● WHAT TO WORK ON: Please repeat the listing below in its entirety, exactly.
___ DATASET EXCERPTS ___
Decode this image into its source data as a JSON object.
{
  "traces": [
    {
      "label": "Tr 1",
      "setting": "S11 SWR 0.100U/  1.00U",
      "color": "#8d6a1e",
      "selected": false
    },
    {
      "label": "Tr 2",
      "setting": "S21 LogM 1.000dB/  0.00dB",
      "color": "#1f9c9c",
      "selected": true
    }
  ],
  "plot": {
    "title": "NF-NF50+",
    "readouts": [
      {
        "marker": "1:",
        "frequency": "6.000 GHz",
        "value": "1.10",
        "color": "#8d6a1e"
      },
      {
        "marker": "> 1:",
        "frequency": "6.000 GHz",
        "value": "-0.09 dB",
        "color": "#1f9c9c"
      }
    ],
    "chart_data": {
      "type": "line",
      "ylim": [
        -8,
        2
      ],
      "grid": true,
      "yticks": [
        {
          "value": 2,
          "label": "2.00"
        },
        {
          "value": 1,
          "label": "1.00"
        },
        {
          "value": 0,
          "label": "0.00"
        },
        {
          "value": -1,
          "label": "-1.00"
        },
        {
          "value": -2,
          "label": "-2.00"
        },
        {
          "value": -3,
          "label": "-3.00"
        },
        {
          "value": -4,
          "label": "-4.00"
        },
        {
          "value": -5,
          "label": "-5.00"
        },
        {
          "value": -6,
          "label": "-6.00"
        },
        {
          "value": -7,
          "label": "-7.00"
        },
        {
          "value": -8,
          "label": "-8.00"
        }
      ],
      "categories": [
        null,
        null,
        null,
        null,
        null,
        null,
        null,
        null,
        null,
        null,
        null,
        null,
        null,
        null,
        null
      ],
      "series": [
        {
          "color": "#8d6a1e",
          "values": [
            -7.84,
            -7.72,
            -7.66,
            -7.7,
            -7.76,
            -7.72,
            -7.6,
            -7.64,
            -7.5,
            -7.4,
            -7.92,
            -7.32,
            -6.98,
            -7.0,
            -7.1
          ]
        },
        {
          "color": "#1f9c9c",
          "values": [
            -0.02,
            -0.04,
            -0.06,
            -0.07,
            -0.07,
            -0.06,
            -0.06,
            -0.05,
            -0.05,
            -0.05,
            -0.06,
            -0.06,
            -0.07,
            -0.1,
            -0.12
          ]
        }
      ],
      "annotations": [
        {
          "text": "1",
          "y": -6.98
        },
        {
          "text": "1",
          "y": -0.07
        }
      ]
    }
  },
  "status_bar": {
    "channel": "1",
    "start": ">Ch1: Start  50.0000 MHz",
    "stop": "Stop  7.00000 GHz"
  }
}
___
● ANSWER SECTION:
Decode this image into its source data as a JSON object.
{
  "traces": [
    {
      "label": "Tr 1",
      "setting": "S11 SWR 0.100U/  1.00U",
      "color": "#8d6a1e",
      "selected": false
    },
    {
      "label": "Tr 2",
      "setting": "S21 LogM 1.000dB/  0.00dB",
      "color": "#1f9c9c",
      "selected": true
    }
  ],
  "plot": {
    "title": "NF-NF50+",
    "readouts": [
      {
        "marker": "1:",
        "frequency": "6.000 GHz",
        "value": "1.10",
        "color": "#8d6a1e"
      },
      {
        "marker": "> 1:",
        "frequency": "6.000 GHz",
        "value": "-0.09 dB",
        "color": "#1f9c9c"
      }
    ],
    "chart_data": {
      "type": "line",
      "ylim": [
        -8,
        2
      ],
      "grid": true,
      "yticks": [
        {
          "value": 2,
          "label": "2.00"
        },
        {
          "value": 1,
          "label": "1.00"
        },
        {
          "value": 0,
          "label": "0.00"
        },
        {
          "value": -1,
          "label": "-1.00"
        },
        {
          "value": -2,
          "label": "-2.00"
        },
        {
          "value": -3,
          "label": "-3.00"
        },
        {
          "value": -4,
          "label": "-4.00"
        },
        {
          "value": -5,
          "label": "-5.00"
        },
        {
          "value": -6,
          "label": "-6.00"
        },
        {
          "value": -7,
          "label": "-7.00"
        },
        {
          "value": -8,
          "label": "-8.00"
        }
      ],
      "categories": [
        null,
        null,
        null,
        null,
        null,
        null,
        null,
        null,
        null,
        null,
        null,
        null,
        null,
        null,
        null
      ],
      "series": [
        {
          "color": "#8d6a1e",
          "values": [
            -7.84,
            -7.72,
            -7.66,
            -7.7,
            -7.76,
            -7.72,
            -7.6,
            -7.64,
            -7.5,
            -7.4,
            -7.92,
            -7.32,
            -6.98,
            -7.0,
            -7.1
          ]
        },
        {
          "color": "#1f9c9c",
          "values": [
            -0.02,
            -0.04,
            -0.06,
            -0.07,
            -0.07,
            -0.06,
            -0.06,
            -0.05,
            -0.05,
            -0.05,
            -0.06,
            -0.06,
            -0.07,
            -0.1,
            -0.12
          ]
        }
      ],
      "annotations": [
        {
          "text": "1",
          "y": -6.98
        },
        {
          "text": "1",
          "y": -0.07
        }
      ]
    }
  },
  "status_bar": {
    "channel": "1",
    "start": ">Ch1: Start  50.0000 MHz",
    "stop": "Stop  7.00000 GHz"
  }
}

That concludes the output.